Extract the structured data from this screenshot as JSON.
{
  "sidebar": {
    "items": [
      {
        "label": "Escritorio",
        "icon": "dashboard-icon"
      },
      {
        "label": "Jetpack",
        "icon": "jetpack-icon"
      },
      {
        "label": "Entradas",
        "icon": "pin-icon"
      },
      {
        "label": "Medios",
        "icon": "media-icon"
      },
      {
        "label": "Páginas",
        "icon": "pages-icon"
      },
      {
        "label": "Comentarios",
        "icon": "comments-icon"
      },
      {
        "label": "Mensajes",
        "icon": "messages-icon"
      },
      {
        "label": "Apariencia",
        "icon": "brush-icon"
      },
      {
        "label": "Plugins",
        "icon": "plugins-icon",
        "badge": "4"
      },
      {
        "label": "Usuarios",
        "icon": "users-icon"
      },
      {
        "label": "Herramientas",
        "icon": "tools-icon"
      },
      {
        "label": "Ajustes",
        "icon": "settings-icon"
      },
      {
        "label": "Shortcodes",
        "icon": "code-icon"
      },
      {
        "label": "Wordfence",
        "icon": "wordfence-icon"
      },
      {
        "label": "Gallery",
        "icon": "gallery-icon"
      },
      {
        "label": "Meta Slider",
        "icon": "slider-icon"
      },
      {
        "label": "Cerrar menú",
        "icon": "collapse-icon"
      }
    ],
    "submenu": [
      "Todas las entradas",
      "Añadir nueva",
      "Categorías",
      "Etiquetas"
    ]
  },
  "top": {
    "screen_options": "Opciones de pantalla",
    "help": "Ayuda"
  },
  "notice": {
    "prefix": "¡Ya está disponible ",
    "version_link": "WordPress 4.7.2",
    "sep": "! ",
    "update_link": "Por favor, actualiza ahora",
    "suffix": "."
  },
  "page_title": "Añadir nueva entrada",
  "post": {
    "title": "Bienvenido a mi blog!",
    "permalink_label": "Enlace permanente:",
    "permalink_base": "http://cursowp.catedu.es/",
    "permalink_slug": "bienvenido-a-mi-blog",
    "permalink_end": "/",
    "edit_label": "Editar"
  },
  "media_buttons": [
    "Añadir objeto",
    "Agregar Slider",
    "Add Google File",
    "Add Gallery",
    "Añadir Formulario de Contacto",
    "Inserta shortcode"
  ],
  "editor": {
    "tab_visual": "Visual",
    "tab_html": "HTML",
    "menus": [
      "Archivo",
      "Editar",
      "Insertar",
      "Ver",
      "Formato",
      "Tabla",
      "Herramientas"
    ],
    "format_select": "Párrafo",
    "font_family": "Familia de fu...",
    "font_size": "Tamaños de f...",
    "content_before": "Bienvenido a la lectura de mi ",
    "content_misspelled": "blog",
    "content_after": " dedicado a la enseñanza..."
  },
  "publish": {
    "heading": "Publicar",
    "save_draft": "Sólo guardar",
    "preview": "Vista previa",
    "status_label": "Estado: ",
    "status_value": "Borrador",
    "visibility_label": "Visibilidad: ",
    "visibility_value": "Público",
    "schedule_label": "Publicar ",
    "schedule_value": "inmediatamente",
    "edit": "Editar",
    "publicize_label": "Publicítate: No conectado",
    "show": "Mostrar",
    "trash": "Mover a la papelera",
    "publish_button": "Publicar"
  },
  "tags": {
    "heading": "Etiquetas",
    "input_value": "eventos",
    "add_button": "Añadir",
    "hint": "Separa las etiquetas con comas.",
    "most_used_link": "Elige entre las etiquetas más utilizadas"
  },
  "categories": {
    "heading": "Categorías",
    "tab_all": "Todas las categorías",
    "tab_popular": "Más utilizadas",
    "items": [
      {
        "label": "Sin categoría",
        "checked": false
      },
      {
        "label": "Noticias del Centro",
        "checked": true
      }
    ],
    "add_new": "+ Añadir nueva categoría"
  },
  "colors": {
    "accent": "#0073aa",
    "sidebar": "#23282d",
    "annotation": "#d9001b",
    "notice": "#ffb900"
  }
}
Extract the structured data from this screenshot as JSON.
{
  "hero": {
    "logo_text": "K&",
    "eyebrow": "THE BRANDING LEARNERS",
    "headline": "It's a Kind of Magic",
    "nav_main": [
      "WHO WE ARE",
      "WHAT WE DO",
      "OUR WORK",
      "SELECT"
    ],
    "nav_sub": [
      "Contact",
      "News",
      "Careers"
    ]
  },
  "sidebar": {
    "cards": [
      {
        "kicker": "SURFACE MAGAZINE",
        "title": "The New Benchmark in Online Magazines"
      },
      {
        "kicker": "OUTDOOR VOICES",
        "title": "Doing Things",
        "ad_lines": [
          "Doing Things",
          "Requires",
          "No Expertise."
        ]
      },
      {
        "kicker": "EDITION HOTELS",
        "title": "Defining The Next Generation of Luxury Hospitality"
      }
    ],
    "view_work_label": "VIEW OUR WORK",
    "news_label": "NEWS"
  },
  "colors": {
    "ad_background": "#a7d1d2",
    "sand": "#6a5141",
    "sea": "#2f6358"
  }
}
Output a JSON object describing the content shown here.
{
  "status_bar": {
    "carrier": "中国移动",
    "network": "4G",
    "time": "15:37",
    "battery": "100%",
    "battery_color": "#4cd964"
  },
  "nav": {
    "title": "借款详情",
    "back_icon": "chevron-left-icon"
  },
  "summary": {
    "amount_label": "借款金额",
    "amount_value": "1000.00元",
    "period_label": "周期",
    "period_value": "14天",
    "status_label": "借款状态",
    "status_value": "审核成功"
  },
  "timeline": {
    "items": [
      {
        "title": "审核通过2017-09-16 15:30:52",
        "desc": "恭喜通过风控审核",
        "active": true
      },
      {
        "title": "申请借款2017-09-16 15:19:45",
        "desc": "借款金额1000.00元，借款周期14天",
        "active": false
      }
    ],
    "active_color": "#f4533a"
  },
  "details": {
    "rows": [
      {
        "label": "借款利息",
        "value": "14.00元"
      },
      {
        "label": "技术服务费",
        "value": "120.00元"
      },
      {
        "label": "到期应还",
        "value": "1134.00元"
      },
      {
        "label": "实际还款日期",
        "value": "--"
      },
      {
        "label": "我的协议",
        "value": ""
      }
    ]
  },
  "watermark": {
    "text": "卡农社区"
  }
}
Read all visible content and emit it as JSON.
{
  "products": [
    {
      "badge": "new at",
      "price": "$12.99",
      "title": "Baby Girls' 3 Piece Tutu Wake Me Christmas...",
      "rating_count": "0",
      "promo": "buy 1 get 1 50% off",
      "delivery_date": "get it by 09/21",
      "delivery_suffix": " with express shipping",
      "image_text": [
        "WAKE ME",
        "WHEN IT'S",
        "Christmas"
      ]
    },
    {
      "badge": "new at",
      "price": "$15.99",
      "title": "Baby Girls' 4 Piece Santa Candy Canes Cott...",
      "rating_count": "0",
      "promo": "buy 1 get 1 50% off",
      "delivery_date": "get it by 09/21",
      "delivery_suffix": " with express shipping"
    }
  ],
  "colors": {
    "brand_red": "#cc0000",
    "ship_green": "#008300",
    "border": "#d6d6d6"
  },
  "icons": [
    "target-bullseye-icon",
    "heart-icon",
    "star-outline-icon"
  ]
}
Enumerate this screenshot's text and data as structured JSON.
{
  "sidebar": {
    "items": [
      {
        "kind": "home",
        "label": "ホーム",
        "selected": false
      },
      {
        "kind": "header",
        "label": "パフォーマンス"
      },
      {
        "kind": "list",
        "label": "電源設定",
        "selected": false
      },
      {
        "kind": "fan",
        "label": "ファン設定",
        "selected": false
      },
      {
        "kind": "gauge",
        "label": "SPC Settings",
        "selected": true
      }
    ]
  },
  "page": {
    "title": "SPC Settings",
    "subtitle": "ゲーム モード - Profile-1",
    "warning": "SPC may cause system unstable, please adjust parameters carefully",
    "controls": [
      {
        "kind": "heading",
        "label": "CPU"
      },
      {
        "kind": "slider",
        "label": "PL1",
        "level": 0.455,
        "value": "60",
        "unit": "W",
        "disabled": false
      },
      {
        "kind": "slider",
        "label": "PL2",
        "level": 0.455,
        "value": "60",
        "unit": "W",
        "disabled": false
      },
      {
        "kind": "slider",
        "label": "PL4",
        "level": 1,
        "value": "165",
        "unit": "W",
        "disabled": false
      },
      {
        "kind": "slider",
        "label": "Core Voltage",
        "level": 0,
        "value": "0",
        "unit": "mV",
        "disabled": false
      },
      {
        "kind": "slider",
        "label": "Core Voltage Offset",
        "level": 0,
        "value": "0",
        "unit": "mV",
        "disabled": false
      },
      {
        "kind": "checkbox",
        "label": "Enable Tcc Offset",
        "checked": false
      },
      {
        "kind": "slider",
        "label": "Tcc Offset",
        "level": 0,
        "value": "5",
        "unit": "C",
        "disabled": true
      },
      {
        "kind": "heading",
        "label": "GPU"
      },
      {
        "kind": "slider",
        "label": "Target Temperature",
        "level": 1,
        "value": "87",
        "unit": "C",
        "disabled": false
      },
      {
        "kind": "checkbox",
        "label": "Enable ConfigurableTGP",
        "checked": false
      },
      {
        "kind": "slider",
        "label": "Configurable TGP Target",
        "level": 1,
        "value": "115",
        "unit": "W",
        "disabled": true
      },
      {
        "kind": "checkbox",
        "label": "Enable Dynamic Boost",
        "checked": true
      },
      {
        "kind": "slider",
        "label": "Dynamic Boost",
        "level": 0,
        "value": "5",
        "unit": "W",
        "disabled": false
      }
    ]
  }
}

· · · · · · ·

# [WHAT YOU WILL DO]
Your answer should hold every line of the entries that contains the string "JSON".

# [EXERCISE RESPONSE]
Extract the structured data from this screenshot as JSON.
Extract the structured data from this screenshot as JSON.
Output a JSON object describing the content shown here.
Read all visible content and emit it as JSON.
Enumerate this screenshot's text and data as structured JSON.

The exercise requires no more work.